Material provided section start
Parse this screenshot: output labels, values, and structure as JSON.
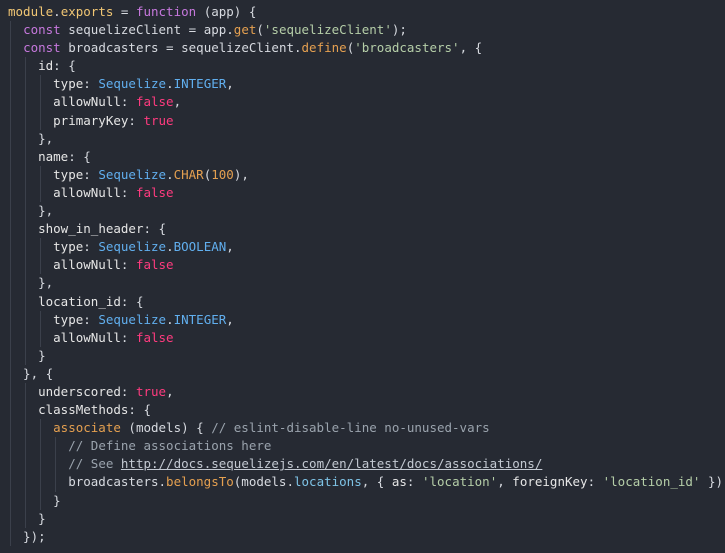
{
  "code_lines": [
    [
      [
        "var",
        "module"
      ],
      [
        "plain",
        "."
      ],
      [
        "var",
        "exports"
      ],
      [
        "plain",
        " = "
      ],
      [
        "kw",
        "function"
      ],
      [
        "plain",
        " (app) {"
      ]
    ],
    [
      [
        "plain",
        "  "
      ],
      [
        "kw",
        "const"
      ],
      [
        "plain",
        " sequelizeClient = app."
      ],
      [
        "fn",
        "get"
      ],
      [
        "plain",
        "("
      ],
      [
        "str",
        "'sequelizeClient'"
      ],
      [
        "plain",
        ");"
      ]
    ],
    [
      [
        "plain",
        "  "
      ],
      [
        "kw",
        "const"
      ],
      [
        "plain",
        " broadcasters = sequelizeClient."
      ],
      [
        "fn",
        "define"
      ],
      [
        "plain",
        "("
      ],
      [
        "str",
        "'broadcasters'"
      ],
      [
        "plain",
        ", {"
      ]
    ],
    [
      [
        "plain",
        "    "
      ],
      [
        "key",
        "id"
      ],
      [
        "plain",
        ": {"
      ]
    ],
    [
      [
        "plain",
        "      "
      ],
      [
        "key",
        "type"
      ],
      [
        "plain",
        ": "
      ],
      [
        "cls",
        "Sequelize"
      ],
      [
        "plain",
        "."
      ],
      [
        "cls",
        "INTEGER"
      ],
      [
        "plain",
        ","
      ]
    ],
    [
      [
        "plain",
        "      "
      ],
      [
        "key",
        "allowNull"
      ],
      [
        "plain",
        ": "
      ],
      [
        "bool",
        "false"
      ],
      [
        "plain",
        ","
      ]
    ],
    [
      [
        "plain",
        "      "
      ],
      [
        "key",
        "primaryKey"
      ],
      [
        "plain",
        ": "
      ],
      [
        "bool",
        "true"
      ]
    ],
    [
      [
        "plain",
        "    },"
      ]
    ],
    [
      [
        "plain",
        "    "
      ],
      [
        "key",
        "name"
      ],
      [
        "plain",
        ": {"
      ]
    ],
    [
      [
        "plain",
        "      "
      ],
      [
        "key",
        "type"
      ],
      [
        "plain",
        ": "
      ],
      [
        "cls",
        "Sequelize"
      ],
      [
        "plain",
        "."
      ],
      [
        "fn",
        "CHAR"
      ],
      [
        "plain",
        "("
      ],
      [
        "num",
        "100"
      ],
      [
        "plain",
        "),"
      ]
    ],
    [
      [
        "plain",
        "      "
      ],
      [
        "key",
        "allowNull"
      ],
      [
        "plain",
        ": "
      ],
      [
        "bool",
        "false"
      ]
    ],
    [
      [
        "plain",
        "    },"
      ]
    ],
    [
      [
        "plain",
        "    "
      ],
      [
        "key",
        "show_in_header"
      ],
      [
        "plain",
        ": {"
      ]
    ],
    [
      [
        "plain",
        "      "
      ],
      [
        "key",
        "type"
      ],
      [
        "plain",
        ": "
      ],
      [
        "cls",
        "Sequelize"
      ],
      [
        "plain",
        "."
      ],
      [
        "cls",
        "BOOLEAN"
      ],
      [
        "plain",
        ","
      ]
    ],
    [
      [
        "plain",
        "      "
      ],
      [
        "key",
        "allowNull"
      ],
      [
        "plain",
        ": "
      ],
      [
        "bool",
        "false"
      ]
    ],
    [
      [
        "plain",
        "    },"
      ]
    ],
    [
      [
        "plain",
        "    "
      ],
      [
        "key",
        "location_id"
      ],
      [
        "plain",
        ": {"
      ]
    ],
    [
      [
        "plain",
        "      "
      ],
      [
        "key",
        "type"
      ],
      [
        "plain",
        ": "
      ],
      [
        "cls",
        "Sequelize"
      ],
      [
        "plain",
        "."
      ],
      [
        "cls",
        "INTEGER"
      ],
      [
        "plain",
        ","
      ]
    ],
    [
      [
        "plain",
        "      "
      ],
      [
        "key",
        "allowNull"
      ],
      [
        "plain",
        ": "
      ],
      [
        "bool",
        "false"
      ]
    ],
    [
      [
        "plain",
        "    }"
      ]
    ],
    [
      [
        "plain",
        "  }, {"
      ]
    ],
    [
      [
        "plain",
        "    "
      ],
      [
        "key",
        "underscored"
      ],
      [
        "plain",
        ": "
      ],
      [
        "bool",
        "true"
      ],
      [
        "plain",
        ","
      ]
    ],
    [
      [
        "plain",
        "    "
      ],
      [
        "key",
        "classMethods"
      ],
      [
        "plain",
        ": {"
      ]
    ],
    [
      [
        "plain",
        "      "
      ],
      [
        "fn",
        "associate"
      ],
      [
        "plain",
        " (models) { "
      ],
      [
        "cmt",
        "// eslint-disable-line no-unused-vars"
      ]
    ],
    [
      [
        "plain",
        "        "
      ],
      [
        "cmt",
        "// Define associations here"
      ]
    ],
    [
      [
        "plain",
        "        "
      ],
      [
        "cmt",
        "// See "
      ],
      [
        "url",
        "http://docs.sequelizejs.com/en/latest/docs/associations/"
      ]
    ],
    [
      [
        "plain",
        "        broadcasters."
      ],
      [
        "fn",
        "belongsTo"
      ],
      [
        "plain",
        "(models."
      ],
      [
        "prop",
        "locations"
      ],
      [
        "plain",
        ", { "
      ],
      [
        "key",
        "as"
      ],
      [
        "plain",
        ": "
      ],
      [
        "str",
        "'location'"
      ],
      [
        "plain",
        ", "
      ],
      [
        "key",
        "foreignKey"
      ],
      [
        "plain",
        ": "
      ],
      [
        "str",
        "'location_id'"
      ],
      [
        "plain",
        " });"
      ]
    ],
    [
      [
        "plain",
        "      }"
      ]
    ],
    [
      [
        "plain",
        "    }"
      ]
    ],
    [
      [
        "plain",
        "  });"
      ]
    ]
  ],
  "colors": {
    "background": "#262a33",
    "indent_guide": "#3b404b"
  }
}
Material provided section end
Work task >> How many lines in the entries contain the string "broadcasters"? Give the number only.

Written reply >> 3